Case study: Failing upper partial denture against lower teeth
James G. Jenkins
A gentleman of about 70 years old came in inquiring about a solution to his problem: he had worn an upper partial denture for many years and now the front teeth kept "popping off."
Over the years, he lost a number of upper and lower teeth. He was somewhat apprehensive of dentistry and he wanted a nice smile along with the ability to eat better.
After an exam and some X-rays, the condition of his mouth could be thoroughly evaluated. He had five upper teeth and 10 lower teeth remaining. Every tooth was worn, decayed, broken or had lost bone support.
It became clear that any treatment necessary would require all the remaining natural teeth to be extracted. He was in generally good health physically and definitely young at heart.
A couple of different options were presented to him. One option would be upper and lower full dentures with no implant support. When this treatment is chosen, the dentures are re-lined a couple of months after the teeth are removed to provide a tight fit. This is done to accommodate the tissue shrinkage following extractions.
Another option would be upper and lower full dentures with one or both arches, supported by implants. The lower denture is more likely to move due to the tongue space and is more critical for implant support than the upper. However, with the upper and implant support, the portion of the denture that covers the roof of the mouth can be removed which aides in comfort, taste and speaking.
Another option would be non-removable teeth supported by implants on one or both arches. This is the option you hear about so often as "teeth in a day" or "all on four."
This is the state-of-the-art closest thing to having your own natural teeth back. It has the added advantage of being removable by the dentist for hygiene and repair if necessary.
When considering this type of treatment, be sure to ask the dentist to go over all of the options for your particular condition.
We reviewed all of these procedures with him and he chose an upper full denture with an implant-supported lower denture. The procedure was planned to accommodate his apprehension.
Under sedation, I removed five remaining upper teeth and 10 remaining lower teeth. The original plan was to place two root-form implants at the time of the tooth removal; however, considerable bone re-contouring was necessary to achieve a good base to work with, and the implants were postponed for four months to allow for initial healing.
Using N202 (laughing gas), two root-form implants were placed in the lower arch at that time. Three more months were necessary before attachment of the dentures to the implants could occur.
The entire process took about one year total to go from the upper partial with five natural teeth, and the lower with 10 broken, decayed teeth, to an upper and lower full denture with the lowers implant supported.
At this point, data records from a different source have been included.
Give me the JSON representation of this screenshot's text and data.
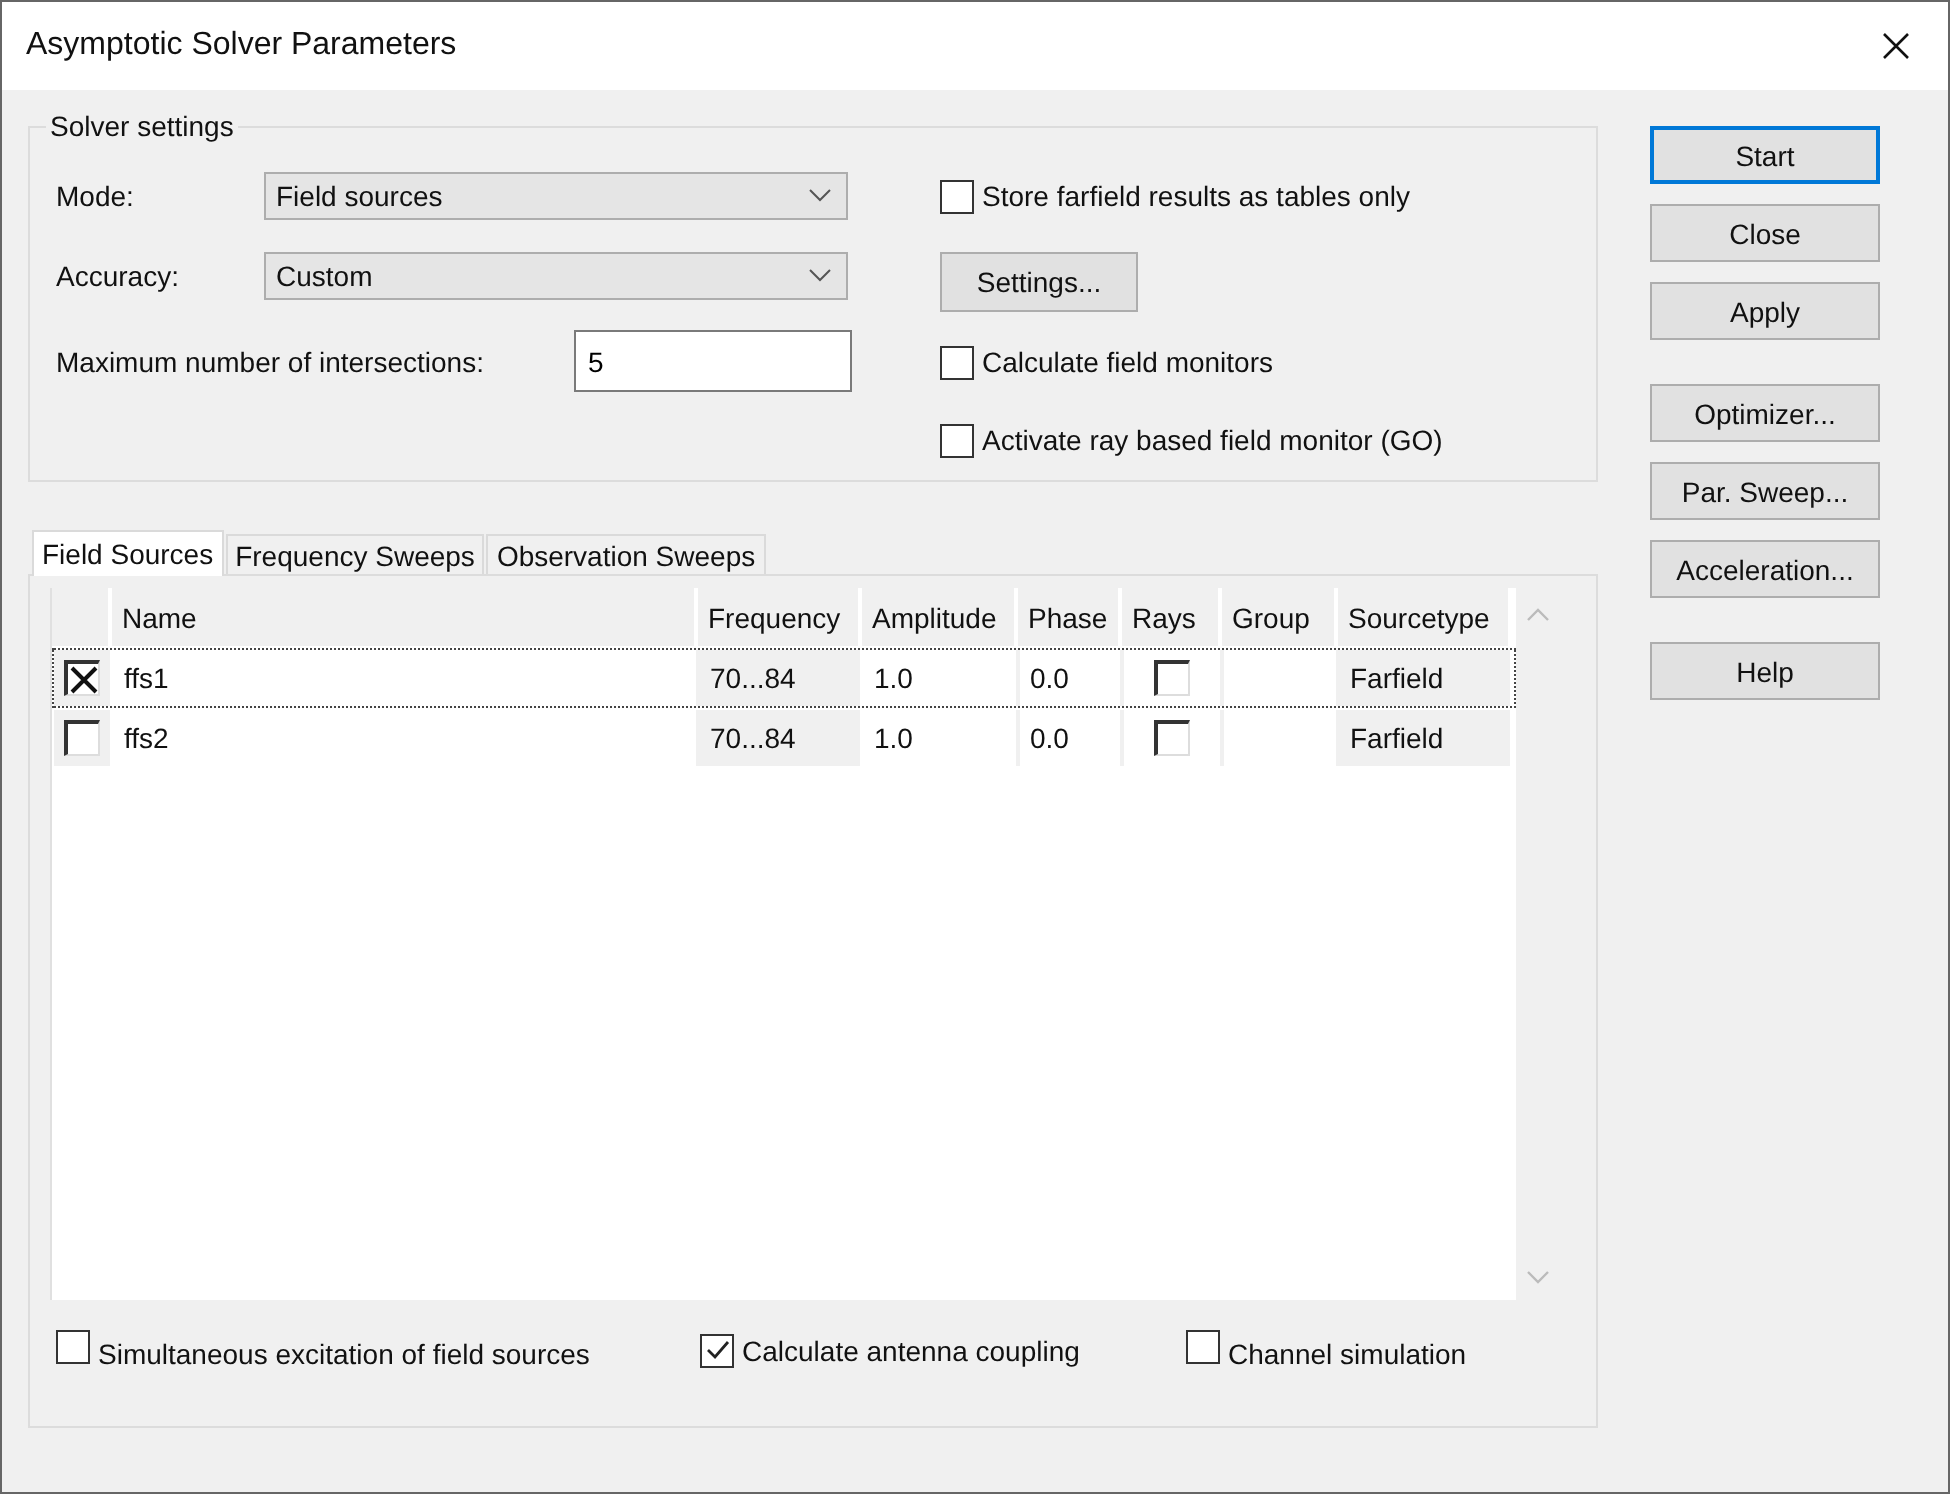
{
  "window": {
    "title": "Asymptotic Solver Parameters"
  },
  "solver_settings": {
    "title": "Solver settings",
    "fields": [
      {
        "kind": "combo",
        "label": "Mode:",
        "value": "Field sources"
      },
      {
        "kind": "combo",
        "label": "Accuracy:",
        "value": "Custom"
      },
      {
        "kind": "input",
        "label": "Maximum number of intersections:",
        "value": "5"
      }
    ],
    "options": [
      {
        "kind": "checkbox",
        "label": "Store farfield results as tables only",
        "checked": false
      },
      {
        "kind": "button",
        "label": "Settings..."
      },
      {
        "kind": "checkbox",
        "label": "Calculate field monitors",
        "checked": false
      },
      {
        "kind": "checkbox",
        "label": "Activate ray based field monitor (GO)",
        "checked": false
      }
    ]
  },
  "tabs": [
    {
      "label": "Field Sources",
      "selected": true
    },
    {
      "label": "Frequency Sweeps",
      "selected": false
    },
    {
      "label": "Observation Sweeps",
      "selected": false
    }
  ],
  "table": {
    "columns": [
      "Name",
      "Frequency",
      "Amplitude",
      "Phase",
      "Rays",
      "Group",
      "Sourcetype"
    ],
    "rows": [
      {
        "selected": true,
        "enabled": true,
        "name": "ffs1",
        "frequency": "70...84",
        "amplitude": "1.0",
        "phase": "0.0",
        "rays": false,
        "sourcetype": "Farfield"
      },
      {
        "selected": false,
        "enabled": false,
        "name": "ffs2",
        "frequency": "70...84",
        "amplitude": "1.0",
        "phase": "0.0",
        "rays": false,
        "sourcetype": "Farfield"
      }
    ]
  },
  "bottom_options": [
    {
      "label": "Simultaneous excitation of field sources",
      "checked": false
    },
    {
      "label": "Calculate antenna coupling",
      "checked": true
    },
    {
      "label": "Channel simulation",
      "checked": false
    }
  ],
  "button_groups": [
    [
      {
        "label": "Start",
        "default": true
      },
      {
        "label": "Close",
        "default": false
      },
      {
        "label": "Apply",
        "default": false
      }
    ],
    [
      {
        "label": "Optimizer...",
        "default": false
      },
      {
        "label": "Par. Sweep...",
        "default": false
      },
      {
        "label": "Acceleration...",
        "default": false
      }
    ],
    [
      {
        "label": "Help",
        "default": false
      }
    ]
  ]
}
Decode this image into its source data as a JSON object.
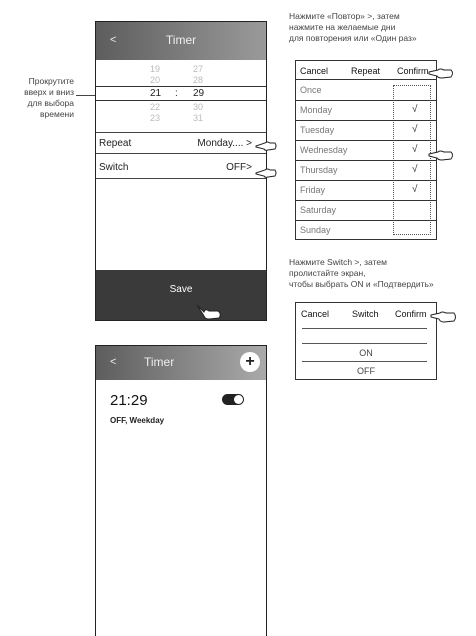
{
  "left_note": "Прокрутите\nвверх и вниз\nдля выбора\nвремени",
  "phone1": {
    "back": "<",
    "title": "Timer",
    "picker": {
      "rows": [
        {
          "hour": "19",
          "minute": "27"
        },
        {
          "hour": "20",
          "minute": "28"
        },
        {
          "hour": "21",
          "minute": "29",
          "separator": ":"
        },
        {
          "hour": "22",
          "minute": "30"
        },
        {
          "hour": "23",
          "minute": "31"
        }
      ]
    },
    "repeat_label": "Repeat",
    "repeat_value": "Monday....  >",
    "switch_label": "Switch",
    "switch_value": "OFF>",
    "save_label": "Save"
  },
  "phone2": {
    "back": "<",
    "title": "Timer",
    "add_icon": "+",
    "time": "21:29",
    "subtitle": "OFF, Weekday",
    "toggle_on": true
  },
  "repeat_note": "Нажмите «Повтор» >, затем\nнажмите на желаемые дни\nдля повторения или «Один раз»",
  "repeat_table": {
    "cancel": "Cancel",
    "title": "Repeat",
    "confirm": "Confirm",
    "days": [
      {
        "label": "Once",
        "checked": false
      },
      {
        "label": "Monday",
        "checked": true
      },
      {
        "label": "Tuesday",
        "checked": true
      },
      {
        "label": "Wednesday",
        "checked": true
      },
      {
        "label": "Thursday",
        "checked": true
      },
      {
        "label": "Friday",
        "checked": true
      },
      {
        "label": "Saturday",
        "checked": false
      },
      {
        "label": "Sunday",
        "checked": false
      }
    ],
    "check_mark": "√"
  },
  "switch_note": "Нажмите Switch >, затем\nпролистайте экран,\nчтобы выбрать ON и «Подтвердить»",
  "switch_table": {
    "cancel": "Cancel",
    "title": "Switch",
    "confirm": "Confirm",
    "options": [
      "ON",
      "OFF"
    ]
  }
}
Besides not having things move around or pop off with eating, we achieved a particularly attractive result, of which the patient is very proud.
James G. Jenkins, D.M.D. is the owner of Bluffton Dental Care in Bluffton.